Skip the pictures and repeat each line of the data exactly.

Source material: Begin

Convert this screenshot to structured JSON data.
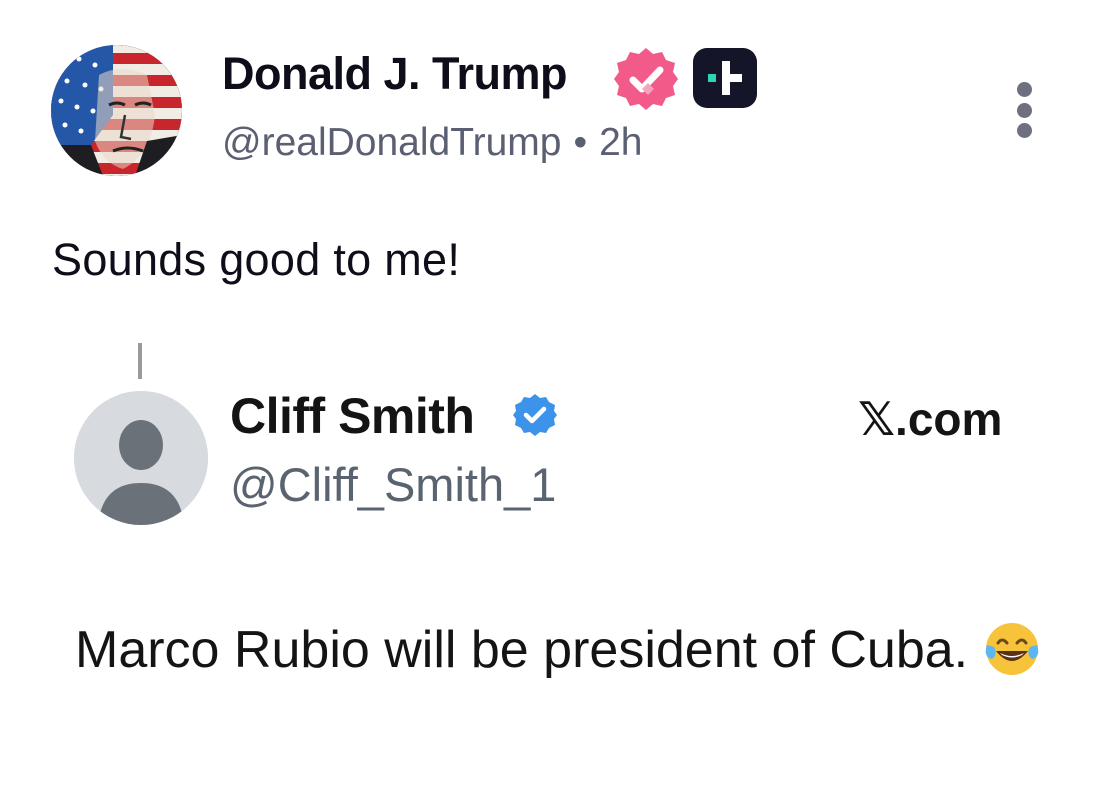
{
  "post": {
    "author_name": "Donald J. Trump",
    "author_handle": "@realDonaldTrump",
    "separator": "•",
    "time_ago": "2h",
    "text": "Sounds good to me!"
  },
  "quoted": {
    "name": "Cliff Smith",
    "handle": "@Cliff_Smith_1",
    "source": "𝕏.com",
    "text": "Marco Rubio will be president of Cuba."
  },
  "icons": {
    "verified_main": "verified-badge-icon",
    "plus": "truth-plus-icon",
    "more": "more-vertical-icon",
    "verified_quoted": "verified-check-icon",
    "emoji": "tears-of-joy-emoji-icon"
  },
  "colors": {
    "verified_main": "#f25a8a",
    "plus_badge": "#15152a",
    "plus_accent": "#2fd3b5",
    "verified_quoted": "#3d92ea",
    "meta_text": "#5b5f72"
  }
}
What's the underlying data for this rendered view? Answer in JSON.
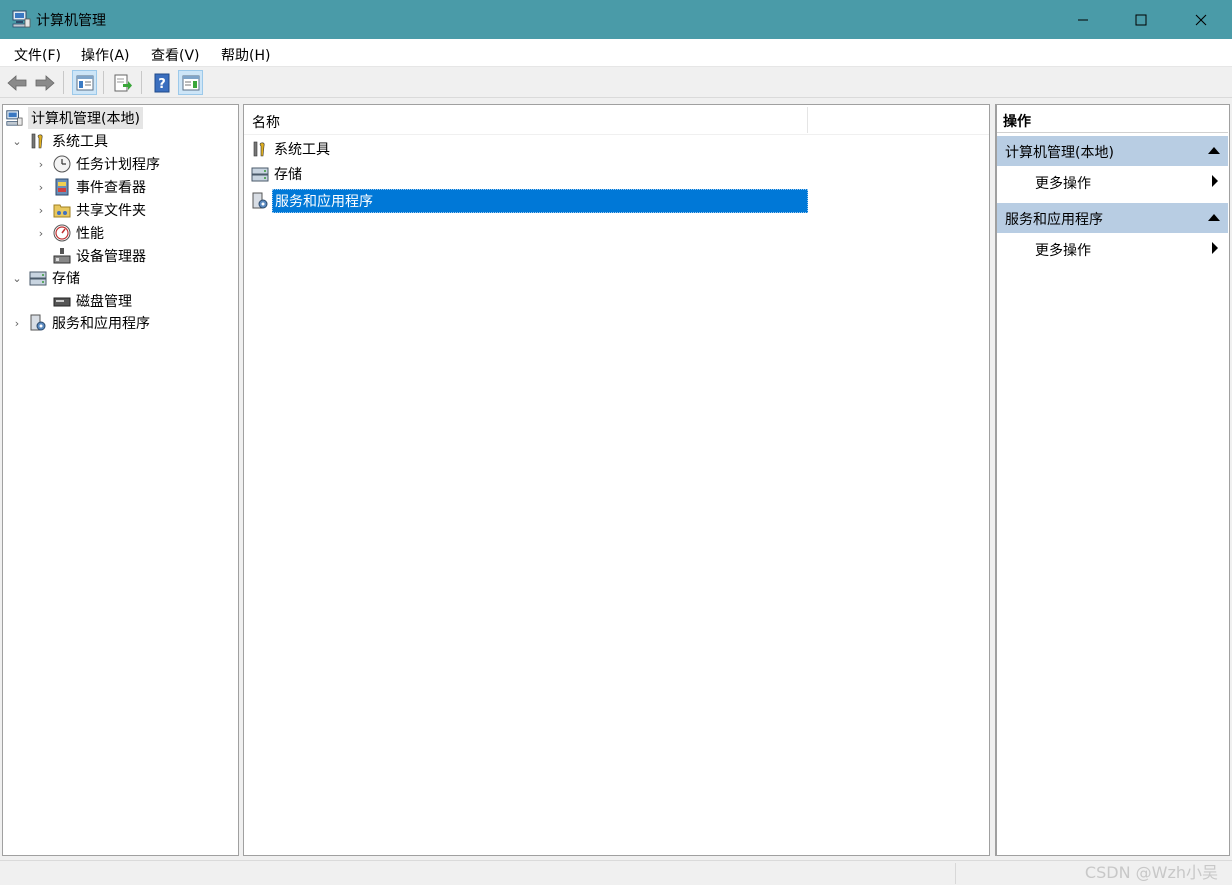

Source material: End

*Answer box*:
Convert this screenshot to structured JSON data.
{
  "post": {
    "author_name": "Donald J. Trump",
    "author_handle": "@realDonaldTrump",
    "separator": "•",
    "time_ago": "2h",
    "text": "Sounds good to me!"
  },
  "quoted": {
    "name": "Cliff Smith",
    "handle": "@Cliff_Smith_1",
    "source": "𝕏.com",
    "text": "Marco Rubio will be president of Cuba."
  },
  "icons": {
    "verified_main": "verified-badge-icon",
    "plus": "truth-plus-icon",
    "more": "more-vertical-icon",
    "verified_quoted": "verified-check-icon",
    "emoji": "tears-of-joy-emoji-icon"
  },
  "colors": {
    "verified_main": "#f25a8a",
    "plus_badge": "#15152a",
    "plus_accent": "#2fd3b5",
    "verified_quoted": "#3d92ea",
    "meta_text": "#5b5f72"
  }
}
What's the underlying data for this rendered view? Answer in JSON.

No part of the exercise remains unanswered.